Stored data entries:
== Segment start ==

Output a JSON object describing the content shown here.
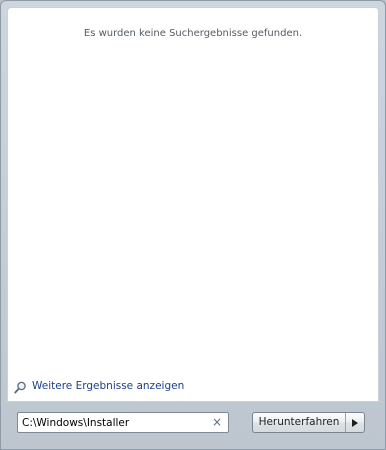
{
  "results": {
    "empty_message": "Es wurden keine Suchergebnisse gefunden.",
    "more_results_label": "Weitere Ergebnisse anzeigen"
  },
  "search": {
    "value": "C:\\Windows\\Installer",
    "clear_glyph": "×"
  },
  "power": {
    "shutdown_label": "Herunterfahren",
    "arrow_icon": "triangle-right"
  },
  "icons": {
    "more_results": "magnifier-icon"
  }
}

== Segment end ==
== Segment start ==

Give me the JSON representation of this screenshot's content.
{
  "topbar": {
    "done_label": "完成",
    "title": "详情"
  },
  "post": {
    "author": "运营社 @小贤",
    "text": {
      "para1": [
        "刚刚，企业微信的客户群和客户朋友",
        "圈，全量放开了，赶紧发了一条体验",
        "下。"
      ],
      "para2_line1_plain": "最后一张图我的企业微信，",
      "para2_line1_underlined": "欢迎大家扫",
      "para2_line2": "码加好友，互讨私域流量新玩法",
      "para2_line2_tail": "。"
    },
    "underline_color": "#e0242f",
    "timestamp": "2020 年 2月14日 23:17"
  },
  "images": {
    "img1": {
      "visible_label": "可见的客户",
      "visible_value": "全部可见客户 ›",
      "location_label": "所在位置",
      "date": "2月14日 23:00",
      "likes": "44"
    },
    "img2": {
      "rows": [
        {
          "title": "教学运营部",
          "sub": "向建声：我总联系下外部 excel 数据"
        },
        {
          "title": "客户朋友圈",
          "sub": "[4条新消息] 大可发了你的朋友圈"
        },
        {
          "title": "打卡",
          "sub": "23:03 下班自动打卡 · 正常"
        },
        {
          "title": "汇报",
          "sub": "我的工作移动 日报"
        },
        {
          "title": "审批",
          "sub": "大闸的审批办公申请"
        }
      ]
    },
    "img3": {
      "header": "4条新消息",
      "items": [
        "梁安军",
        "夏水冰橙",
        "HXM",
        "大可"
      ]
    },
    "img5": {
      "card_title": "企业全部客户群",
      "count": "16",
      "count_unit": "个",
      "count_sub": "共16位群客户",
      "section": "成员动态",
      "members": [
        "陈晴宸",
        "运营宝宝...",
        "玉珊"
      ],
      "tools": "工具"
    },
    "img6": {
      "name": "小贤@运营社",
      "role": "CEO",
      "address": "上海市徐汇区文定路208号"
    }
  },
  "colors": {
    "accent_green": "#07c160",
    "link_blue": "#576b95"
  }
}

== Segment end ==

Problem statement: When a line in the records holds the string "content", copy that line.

Completed task:
Output a JSON object describing the content shown here.
Give me the JSON representation of this screenshot's content.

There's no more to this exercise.